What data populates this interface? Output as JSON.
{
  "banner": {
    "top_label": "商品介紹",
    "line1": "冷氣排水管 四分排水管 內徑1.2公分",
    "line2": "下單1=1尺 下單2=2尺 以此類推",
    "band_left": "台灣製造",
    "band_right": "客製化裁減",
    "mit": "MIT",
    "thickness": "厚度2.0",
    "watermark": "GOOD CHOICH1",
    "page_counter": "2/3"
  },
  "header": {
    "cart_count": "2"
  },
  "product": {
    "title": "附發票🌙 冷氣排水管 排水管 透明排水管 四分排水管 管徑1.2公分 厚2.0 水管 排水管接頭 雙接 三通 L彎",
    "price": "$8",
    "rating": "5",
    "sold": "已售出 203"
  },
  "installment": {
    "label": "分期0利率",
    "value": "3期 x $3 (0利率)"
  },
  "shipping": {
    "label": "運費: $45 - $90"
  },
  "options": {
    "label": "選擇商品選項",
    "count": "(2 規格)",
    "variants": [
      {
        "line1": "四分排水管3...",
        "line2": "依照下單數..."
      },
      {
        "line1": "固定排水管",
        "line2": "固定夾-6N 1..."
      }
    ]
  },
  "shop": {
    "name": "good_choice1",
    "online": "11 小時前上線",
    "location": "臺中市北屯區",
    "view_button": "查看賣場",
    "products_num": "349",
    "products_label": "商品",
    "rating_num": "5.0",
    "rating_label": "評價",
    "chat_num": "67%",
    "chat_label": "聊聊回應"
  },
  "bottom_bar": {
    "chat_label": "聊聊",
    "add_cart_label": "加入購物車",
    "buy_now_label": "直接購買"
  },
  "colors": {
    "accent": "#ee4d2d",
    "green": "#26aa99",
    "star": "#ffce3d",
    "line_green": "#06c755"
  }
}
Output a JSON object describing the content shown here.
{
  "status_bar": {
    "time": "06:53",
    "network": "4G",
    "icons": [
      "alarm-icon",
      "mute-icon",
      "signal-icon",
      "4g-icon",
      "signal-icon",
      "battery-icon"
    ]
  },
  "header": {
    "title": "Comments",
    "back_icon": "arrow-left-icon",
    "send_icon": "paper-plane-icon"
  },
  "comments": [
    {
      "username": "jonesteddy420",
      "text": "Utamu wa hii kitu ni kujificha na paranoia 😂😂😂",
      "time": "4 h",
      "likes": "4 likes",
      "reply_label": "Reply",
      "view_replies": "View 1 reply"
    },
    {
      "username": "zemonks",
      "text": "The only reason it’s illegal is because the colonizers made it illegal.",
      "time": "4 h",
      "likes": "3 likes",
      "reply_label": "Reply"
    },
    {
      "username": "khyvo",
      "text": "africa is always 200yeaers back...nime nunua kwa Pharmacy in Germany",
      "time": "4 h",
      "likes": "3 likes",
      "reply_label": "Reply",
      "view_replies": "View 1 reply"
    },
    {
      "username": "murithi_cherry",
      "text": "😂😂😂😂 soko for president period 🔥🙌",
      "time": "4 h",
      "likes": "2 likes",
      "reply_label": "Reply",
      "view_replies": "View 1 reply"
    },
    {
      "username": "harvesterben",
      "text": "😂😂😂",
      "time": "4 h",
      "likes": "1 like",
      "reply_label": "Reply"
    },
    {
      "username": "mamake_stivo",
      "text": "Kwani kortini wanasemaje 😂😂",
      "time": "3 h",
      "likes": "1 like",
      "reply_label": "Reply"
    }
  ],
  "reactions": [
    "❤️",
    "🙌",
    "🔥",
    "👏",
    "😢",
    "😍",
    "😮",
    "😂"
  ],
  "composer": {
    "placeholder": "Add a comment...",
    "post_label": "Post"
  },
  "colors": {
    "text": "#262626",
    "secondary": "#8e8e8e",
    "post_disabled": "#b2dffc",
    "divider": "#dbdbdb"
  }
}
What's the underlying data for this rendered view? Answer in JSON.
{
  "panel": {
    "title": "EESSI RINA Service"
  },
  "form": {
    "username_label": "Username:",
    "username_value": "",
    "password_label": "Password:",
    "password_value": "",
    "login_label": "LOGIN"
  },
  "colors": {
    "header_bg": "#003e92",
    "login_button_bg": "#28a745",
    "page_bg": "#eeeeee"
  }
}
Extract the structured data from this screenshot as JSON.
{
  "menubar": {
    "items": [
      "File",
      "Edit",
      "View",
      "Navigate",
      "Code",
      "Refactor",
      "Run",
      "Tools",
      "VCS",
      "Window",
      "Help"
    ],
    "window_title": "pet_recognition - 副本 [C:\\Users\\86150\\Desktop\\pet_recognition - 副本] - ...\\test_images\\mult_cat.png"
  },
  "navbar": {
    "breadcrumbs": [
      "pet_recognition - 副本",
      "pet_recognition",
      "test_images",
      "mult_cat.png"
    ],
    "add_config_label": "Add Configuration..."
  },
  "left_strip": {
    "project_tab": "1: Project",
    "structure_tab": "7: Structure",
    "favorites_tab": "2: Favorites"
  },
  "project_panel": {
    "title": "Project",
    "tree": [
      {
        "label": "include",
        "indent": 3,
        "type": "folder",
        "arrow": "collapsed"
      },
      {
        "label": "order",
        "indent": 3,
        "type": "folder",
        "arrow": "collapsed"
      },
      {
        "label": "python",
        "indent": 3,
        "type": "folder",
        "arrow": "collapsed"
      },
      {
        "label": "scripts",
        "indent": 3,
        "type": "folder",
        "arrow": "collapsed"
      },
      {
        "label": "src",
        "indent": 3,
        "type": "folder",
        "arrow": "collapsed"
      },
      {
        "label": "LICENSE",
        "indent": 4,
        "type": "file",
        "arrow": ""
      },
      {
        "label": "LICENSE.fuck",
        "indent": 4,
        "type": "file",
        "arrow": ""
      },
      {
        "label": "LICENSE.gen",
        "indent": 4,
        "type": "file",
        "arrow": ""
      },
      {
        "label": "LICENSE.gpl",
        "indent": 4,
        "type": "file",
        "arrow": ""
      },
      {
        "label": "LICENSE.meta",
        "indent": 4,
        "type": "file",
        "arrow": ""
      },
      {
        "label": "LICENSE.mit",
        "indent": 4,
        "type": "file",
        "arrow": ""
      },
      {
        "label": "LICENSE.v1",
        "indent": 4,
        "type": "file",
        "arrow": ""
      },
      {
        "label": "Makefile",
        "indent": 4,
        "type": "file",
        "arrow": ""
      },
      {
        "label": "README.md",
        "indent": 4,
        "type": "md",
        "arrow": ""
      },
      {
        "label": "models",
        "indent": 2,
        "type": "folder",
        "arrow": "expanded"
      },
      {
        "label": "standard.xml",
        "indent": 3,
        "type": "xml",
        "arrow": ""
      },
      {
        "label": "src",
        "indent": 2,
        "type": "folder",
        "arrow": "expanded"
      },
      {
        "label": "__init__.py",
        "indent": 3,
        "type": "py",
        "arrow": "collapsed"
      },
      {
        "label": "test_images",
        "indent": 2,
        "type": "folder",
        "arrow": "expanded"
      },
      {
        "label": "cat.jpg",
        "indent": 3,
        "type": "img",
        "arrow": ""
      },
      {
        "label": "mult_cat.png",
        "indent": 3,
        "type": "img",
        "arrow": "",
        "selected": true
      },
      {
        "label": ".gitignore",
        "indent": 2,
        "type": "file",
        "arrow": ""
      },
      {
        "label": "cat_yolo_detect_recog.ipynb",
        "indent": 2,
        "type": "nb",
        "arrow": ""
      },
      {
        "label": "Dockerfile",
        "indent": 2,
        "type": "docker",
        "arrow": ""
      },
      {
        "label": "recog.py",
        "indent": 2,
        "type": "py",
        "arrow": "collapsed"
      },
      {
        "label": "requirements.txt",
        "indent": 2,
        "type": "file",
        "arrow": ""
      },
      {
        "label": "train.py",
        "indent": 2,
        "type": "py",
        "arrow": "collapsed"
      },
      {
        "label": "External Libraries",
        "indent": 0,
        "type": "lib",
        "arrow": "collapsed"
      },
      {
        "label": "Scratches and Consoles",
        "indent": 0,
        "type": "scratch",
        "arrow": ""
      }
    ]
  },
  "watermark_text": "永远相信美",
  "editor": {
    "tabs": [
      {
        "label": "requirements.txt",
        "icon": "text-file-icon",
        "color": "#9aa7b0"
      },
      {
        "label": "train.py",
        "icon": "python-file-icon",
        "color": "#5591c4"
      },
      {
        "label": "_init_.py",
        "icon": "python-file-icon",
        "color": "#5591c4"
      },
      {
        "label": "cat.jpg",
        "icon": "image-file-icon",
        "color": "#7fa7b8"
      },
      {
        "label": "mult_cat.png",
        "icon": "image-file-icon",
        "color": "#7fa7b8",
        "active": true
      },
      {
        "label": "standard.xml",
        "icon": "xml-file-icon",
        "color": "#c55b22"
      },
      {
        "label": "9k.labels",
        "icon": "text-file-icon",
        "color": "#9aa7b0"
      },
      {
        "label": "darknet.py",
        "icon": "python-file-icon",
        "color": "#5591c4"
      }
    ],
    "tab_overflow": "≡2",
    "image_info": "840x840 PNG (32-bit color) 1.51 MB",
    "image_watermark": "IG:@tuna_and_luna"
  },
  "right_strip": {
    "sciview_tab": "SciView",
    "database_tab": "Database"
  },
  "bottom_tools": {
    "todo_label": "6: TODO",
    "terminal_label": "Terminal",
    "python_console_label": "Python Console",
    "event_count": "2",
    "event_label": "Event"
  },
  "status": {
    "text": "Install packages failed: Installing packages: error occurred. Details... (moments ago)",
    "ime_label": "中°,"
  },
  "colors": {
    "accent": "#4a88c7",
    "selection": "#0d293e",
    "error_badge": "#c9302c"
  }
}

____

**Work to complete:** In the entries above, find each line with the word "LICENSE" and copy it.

**Task output:**
        "label": "LICENSE",
        "label": "LICENSE.fuck",
        "label": "LICENSE.gen",
        "label": "LICENSE.gpl",
        "label": "LICENSE.meta",
        "label": "LICENSE.mit",
        "label": "LICENSE.v1",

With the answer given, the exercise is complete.